** Opening Working data block **

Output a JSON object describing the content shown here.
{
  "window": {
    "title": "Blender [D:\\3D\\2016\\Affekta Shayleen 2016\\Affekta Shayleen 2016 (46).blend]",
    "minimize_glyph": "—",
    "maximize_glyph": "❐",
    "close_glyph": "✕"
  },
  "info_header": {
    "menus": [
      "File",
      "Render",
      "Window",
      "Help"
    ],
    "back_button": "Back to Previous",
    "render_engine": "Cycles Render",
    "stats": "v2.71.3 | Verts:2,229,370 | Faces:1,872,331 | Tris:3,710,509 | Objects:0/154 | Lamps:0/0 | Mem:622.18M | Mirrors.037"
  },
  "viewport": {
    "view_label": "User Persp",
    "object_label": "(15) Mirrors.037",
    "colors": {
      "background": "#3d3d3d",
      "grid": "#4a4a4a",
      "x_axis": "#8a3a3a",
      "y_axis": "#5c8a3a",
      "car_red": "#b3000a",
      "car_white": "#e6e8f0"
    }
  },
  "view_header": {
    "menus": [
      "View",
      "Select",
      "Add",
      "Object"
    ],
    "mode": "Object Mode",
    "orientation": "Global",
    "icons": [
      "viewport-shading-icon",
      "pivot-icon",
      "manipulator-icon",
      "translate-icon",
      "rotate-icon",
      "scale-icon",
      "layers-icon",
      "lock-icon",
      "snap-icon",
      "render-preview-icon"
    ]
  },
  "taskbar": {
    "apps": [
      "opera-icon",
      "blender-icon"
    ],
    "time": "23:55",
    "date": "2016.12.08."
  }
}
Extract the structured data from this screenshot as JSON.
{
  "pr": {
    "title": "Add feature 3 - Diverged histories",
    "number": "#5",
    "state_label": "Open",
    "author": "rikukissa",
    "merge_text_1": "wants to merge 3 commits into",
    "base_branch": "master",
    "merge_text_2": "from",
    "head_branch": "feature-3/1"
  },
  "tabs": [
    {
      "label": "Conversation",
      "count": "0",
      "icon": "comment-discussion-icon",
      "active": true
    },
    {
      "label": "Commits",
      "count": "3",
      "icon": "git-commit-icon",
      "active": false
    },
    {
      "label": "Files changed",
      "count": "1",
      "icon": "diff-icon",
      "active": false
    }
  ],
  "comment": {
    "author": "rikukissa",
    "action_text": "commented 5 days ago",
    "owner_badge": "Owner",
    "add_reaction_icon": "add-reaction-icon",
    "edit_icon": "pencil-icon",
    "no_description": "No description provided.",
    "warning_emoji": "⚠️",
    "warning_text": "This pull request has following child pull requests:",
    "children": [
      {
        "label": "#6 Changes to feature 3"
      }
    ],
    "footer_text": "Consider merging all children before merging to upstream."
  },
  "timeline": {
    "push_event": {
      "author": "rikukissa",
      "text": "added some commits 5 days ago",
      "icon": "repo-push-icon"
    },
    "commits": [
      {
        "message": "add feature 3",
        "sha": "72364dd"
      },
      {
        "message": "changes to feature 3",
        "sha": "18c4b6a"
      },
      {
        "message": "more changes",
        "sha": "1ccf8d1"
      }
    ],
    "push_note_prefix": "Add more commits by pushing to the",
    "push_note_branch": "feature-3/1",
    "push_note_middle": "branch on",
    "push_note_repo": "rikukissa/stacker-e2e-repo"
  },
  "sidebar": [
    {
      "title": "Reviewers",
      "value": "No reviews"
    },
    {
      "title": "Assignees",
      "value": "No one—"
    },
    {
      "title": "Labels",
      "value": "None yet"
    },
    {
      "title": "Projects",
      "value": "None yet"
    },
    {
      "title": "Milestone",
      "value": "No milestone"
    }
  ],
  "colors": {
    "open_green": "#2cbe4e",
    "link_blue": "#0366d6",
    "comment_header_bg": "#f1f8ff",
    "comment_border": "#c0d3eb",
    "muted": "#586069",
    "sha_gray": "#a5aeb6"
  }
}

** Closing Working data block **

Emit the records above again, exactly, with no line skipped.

Output a JSON object describing the content shown here.
{
  "window": {
    "title": "Blender [D:\\3D\\2016\\Affekta Shayleen 2016\\Affekta Shayleen 2016 (46).blend]",
    "minimize_glyph": "—",
    "maximize_glyph": "❐",
    "close_glyph": "✕"
  },
  "info_header": {
    "menus": [
      "File",
      "Render",
      "Window",
      "Help"
    ],
    "back_button": "Back to Previous",
    "render_engine": "Cycles Render",
    "stats": "v2.71.3 | Verts:2,229,370 | Faces:1,872,331 | Tris:3,710,509 | Objects:0/154 | Lamps:0/0 | Mem:622.18M | Mirrors.037"
  },
  "viewport": {
    "view_label": "User Persp",
    "object_label": "(15) Mirrors.037",
    "colors": {
      "background": "#3d3d3d",
      "grid": "#4a4a4a",
      "x_axis": "#8a3a3a",
      "y_axis": "#5c8a3a",
      "car_red": "#b3000a",
      "car_white": "#e6e8f0"
    }
  },
  "view_header": {
    "menus": [
      "View",
      "Select",
      "Add",
      "Object"
    ],
    "mode": "Object Mode",
    "orientation": "Global",
    "icons": [
      "viewport-shading-icon",
      "pivot-icon",
      "manipulator-icon",
      "translate-icon",
      "rotate-icon",
      "scale-icon",
      "layers-icon",
      "lock-icon",
      "snap-icon",
      "render-preview-icon"
    ]
  },
  "taskbar": {
    "apps": [
      "opera-icon",
      "blender-icon"
    ],
    "time": "23:55",
    "date": "2016.12.08."
  }
}
Extract the structured data from this screenshot as JSON.
{
  "pr": {
    "title": "Add feature 3 - Diverged histories",
    "number": "#5",
    "state_label": "Open",
    "author": "rikukissa",
    "merge_text_1": "wants to merge 3 commits into",
    "base_branch": "master",
    "merge_text_2": "from",
    "head_branch": "feature-3/1"
  },
  "tabs": [
    {
      "label": "Conversation",
      "count": "0",
      "icon": "comment-discussion-icon",
      "active": true
    },
    {
      "label": "Commits",
      "count": "3",
      "icon": "git-commit-icon",
      "active": false
    },
    {
      "label": "Files changed",
      "count": "1",
      "icon": "diff-icon",
      "active": false
    }
  ],
  "comment": {
    "author": "rikukissa",
    "action_text": "commented 5 days ago",
    "owner_badge": "Owner",
    "add_reaction_icon": "add-reaction-icon",
    "edit_icon": "pencil-icon",
    "no_description": "No description provided.",
    "warning_emoji": "⚠️",
    "warning_text": "This pull request has following child pull requests:",
    "children": [
      {
        "label": "#6 Changes to feature 3"
      }
    ],
    "footer_text": "Consider merging all children before merging to upstream."
  },
  "timeline": {
    "push_event": {
      "author": "rikukissa",
      "text": "added some commits 5 days ago",
      "icon": "repo-push-icon"
    },
    "commits": [
      {
        "message": "add feature 3",
        "sha": "72364dd"
      },
      {
        "message": "changes to feature 3",
        "sha": "18c4b6a"
      },
      {
        "message": "more changes",
        "sha": "1ccf8d1"
      }
    ],
    "push_note_prefix": "Add more commits by pushing to the",
    "push_note_branch": "feature-3/1",
    "push_note_middle": "branch on",
    "push_note_repo": "rikukissa/stacker-e2e-repo"
  },
  "sidebar": [
    {
      "title": "Reviewers",
      "value": "No reviews"
    },
    {
      "title": "Assignees",
      "value": "No one—"
    },
    {
      "title": "Labels",
      "value": "None yet"
    },
    {
      "title": "Projects",
      "value": "None yet"
    },
    {
      "title": "Milestone",
      "value": "No milestone"
    }
  ],
  "colors": {
    "open_green": "#2cbe4e",
    "link_blue": "#0366d6",
    "comment_header_bg": "#f1f8ff",
    "comment_border": "#c0d3eb",
    "muted": "#586069",
    "sha_gray": "#a5aeb6"
  }
}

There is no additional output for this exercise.